The Almamate survived through the nineteenth century albeit in a much weaker state. The state was governed officially by the Almami, but effective control lay with regional chiefs of the central provinces who possessed considerable land, followers and slaves. The struggle of various coalitions of electors and eligibles further hastened the decline of the Imamate. In the middle of the nineteenth century Toro was threatened by the French under the leadership of Governor Louis Faidherbe. The Imamate at this time was divided into three parts. The Central region contained the seat of the elected Almani, subject to a council of 18 electors. The west, called the Toro region, was administered by the Lam-Toro. The east, called the Futa Damga was theoretically administered by a chief called El-Feki, but in practice he had only nominal authority.
El Hadj Umar Tall, a native of Toro, launched a jihad in 1852. His forces succeeded in establishing several states in the Sudan to the east of Futa Toro, but the French under Major Louis Faidherbeprevented him from including Futa Toro into his empire. To achieve his goals, Umar recruited heavily in Senegambia, especially in his native land. The recruitment process reached its culmination in a massive drive in 1858 and 1859. It had the effect of undermining the power of the Almaami even more. The authority of the regional chiefs, and particularly that of the electors, was compromised much less than that of the Almaami. Some of these leaders became fully independent and fought off the French and Umar Tall on their own. As a result, the Almaami and the chiefs began to rely increasingly on French support. ‘Umar was defeated by the French at Medine in 1857, losing access to Futa Toro.
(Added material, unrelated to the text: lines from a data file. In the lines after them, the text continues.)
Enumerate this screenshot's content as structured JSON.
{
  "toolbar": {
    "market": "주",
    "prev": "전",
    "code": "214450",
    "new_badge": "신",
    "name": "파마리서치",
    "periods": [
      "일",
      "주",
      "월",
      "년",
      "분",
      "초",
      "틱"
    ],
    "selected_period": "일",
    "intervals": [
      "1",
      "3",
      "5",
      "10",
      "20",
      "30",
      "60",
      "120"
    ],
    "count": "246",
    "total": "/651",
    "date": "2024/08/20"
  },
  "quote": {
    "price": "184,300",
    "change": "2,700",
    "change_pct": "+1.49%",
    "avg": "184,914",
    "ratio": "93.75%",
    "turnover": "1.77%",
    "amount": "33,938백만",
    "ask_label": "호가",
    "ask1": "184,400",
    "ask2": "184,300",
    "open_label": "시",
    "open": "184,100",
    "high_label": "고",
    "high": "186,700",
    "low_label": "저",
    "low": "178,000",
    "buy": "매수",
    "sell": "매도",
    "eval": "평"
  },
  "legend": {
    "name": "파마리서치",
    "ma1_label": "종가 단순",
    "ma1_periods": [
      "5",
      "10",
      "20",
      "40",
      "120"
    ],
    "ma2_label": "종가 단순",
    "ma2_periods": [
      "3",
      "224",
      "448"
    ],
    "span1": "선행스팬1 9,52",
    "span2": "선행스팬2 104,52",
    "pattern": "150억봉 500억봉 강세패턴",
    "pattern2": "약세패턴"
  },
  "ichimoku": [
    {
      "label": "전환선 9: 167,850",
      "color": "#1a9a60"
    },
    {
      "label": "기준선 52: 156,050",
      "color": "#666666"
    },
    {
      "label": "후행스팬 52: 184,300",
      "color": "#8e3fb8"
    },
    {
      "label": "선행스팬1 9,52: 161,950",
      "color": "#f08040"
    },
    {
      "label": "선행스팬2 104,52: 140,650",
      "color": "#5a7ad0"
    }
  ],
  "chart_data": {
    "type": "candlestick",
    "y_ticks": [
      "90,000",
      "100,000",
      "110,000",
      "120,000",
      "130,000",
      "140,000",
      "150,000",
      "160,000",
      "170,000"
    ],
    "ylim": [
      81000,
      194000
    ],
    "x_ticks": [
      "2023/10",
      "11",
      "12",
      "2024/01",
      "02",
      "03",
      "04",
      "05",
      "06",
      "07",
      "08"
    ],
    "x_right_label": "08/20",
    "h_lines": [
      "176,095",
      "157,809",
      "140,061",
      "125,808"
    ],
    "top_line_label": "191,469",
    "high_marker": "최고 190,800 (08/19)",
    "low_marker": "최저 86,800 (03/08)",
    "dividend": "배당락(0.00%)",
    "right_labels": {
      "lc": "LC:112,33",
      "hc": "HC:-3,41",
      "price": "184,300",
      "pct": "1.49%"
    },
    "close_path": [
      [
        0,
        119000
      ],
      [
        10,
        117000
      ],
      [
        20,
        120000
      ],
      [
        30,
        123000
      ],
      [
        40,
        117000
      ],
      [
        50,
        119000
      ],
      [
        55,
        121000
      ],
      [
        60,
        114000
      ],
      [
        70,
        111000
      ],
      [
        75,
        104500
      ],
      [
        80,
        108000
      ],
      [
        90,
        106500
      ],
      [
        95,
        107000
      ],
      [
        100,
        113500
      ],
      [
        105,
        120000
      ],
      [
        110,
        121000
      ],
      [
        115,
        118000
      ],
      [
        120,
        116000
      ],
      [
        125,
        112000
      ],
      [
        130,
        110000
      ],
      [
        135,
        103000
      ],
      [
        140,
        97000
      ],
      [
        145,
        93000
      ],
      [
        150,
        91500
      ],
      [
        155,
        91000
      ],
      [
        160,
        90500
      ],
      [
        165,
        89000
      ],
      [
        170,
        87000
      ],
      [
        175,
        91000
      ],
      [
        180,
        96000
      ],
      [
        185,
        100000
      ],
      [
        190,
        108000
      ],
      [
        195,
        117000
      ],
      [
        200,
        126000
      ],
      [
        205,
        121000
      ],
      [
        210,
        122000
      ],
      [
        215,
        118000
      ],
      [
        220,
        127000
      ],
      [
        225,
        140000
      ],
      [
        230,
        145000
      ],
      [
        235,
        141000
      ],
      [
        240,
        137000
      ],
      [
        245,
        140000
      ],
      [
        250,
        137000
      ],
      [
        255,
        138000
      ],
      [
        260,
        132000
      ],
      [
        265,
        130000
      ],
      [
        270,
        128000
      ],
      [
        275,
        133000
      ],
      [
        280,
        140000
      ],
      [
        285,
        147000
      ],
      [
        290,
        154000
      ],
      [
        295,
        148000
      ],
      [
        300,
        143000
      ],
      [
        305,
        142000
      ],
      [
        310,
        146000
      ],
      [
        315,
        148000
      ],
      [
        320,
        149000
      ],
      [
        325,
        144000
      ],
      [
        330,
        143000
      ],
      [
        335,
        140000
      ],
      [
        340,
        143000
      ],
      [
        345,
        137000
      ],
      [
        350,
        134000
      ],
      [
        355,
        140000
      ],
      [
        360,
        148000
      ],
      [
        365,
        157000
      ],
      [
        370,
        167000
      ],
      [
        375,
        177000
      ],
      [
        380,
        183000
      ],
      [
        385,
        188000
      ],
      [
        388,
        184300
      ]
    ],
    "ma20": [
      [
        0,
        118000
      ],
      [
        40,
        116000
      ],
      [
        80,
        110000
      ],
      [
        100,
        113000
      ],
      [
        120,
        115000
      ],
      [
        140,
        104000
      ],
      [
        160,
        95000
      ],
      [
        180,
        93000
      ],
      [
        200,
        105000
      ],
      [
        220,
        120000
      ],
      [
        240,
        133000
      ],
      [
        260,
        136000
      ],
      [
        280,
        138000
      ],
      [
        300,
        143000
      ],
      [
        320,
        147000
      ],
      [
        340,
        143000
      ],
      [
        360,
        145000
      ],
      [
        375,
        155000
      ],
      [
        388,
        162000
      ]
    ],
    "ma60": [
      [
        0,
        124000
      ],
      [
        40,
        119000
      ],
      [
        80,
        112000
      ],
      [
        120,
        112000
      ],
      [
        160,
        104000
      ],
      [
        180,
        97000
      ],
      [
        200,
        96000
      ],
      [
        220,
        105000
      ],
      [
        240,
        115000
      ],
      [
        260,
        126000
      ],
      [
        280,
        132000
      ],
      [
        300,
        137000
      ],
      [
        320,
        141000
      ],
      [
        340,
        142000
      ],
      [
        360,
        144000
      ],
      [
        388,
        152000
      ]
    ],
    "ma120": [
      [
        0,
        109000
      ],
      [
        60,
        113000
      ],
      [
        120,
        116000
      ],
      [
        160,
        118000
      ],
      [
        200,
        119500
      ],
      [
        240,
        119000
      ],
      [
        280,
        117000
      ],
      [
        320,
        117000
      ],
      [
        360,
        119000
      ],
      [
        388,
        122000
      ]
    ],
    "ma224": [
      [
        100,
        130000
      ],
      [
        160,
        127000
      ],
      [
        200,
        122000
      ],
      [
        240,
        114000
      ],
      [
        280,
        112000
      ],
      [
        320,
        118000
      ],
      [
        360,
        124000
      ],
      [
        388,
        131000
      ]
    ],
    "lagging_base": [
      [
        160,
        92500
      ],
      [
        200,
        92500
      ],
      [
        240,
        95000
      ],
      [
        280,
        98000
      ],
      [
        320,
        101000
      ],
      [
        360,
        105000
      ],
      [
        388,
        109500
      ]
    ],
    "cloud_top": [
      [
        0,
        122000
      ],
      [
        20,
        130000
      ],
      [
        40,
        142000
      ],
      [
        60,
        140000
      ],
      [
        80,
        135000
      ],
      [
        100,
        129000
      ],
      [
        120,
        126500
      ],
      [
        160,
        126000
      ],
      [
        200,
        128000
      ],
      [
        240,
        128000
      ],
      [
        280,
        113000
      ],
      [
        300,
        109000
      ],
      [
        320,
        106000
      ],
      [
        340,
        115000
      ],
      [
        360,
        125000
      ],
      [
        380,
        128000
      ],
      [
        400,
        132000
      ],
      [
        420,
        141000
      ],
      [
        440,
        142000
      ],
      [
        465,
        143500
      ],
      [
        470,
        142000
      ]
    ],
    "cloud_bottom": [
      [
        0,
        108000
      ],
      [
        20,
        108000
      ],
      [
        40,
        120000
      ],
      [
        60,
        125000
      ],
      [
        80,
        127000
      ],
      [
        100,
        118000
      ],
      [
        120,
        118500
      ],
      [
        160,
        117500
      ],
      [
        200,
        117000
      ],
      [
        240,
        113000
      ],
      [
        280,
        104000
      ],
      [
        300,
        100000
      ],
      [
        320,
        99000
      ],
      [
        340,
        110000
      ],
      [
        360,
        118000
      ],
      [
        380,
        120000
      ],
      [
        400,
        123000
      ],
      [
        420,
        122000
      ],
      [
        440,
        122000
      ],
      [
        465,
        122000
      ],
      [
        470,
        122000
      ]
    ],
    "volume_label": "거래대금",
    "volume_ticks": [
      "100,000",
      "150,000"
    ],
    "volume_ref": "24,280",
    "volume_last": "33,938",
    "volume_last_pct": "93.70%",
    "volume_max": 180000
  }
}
Futa Toro was annexed by France in 1859, although in practice it had long been within the French sphere of influence. In 1860 Umar concluded a treaty with the French in which he recognized their supremacy in Futa Toro, while he was recognized in Kaarta and Ségou. In the 1860s thealmami of Futa Toro was Abdul Boubakar,[d] but his power was nominal. In June 1864 the Moors and the Booseya group of Fula collaborated in plundering trade barges that had become stranded near Saldé in the east, drawing savage French reprisals against both groups.
The French generally encouraged strongmen such as Abdul Bokar Kan of Bossea, Ibra Wan of Law and Samba Umahani in Toro when they attacked caravans in the region, since they hoped that would discourage migration away from the region to Umar’s new state. Fear of continuing Muslim migration, however, led the military authorities to attack France’s remaining clients in 1890. Abdul Bokar Kan fled but was murdered in August 1891 by the Berbers of Mauritania.The French consolidated their complete control of the region.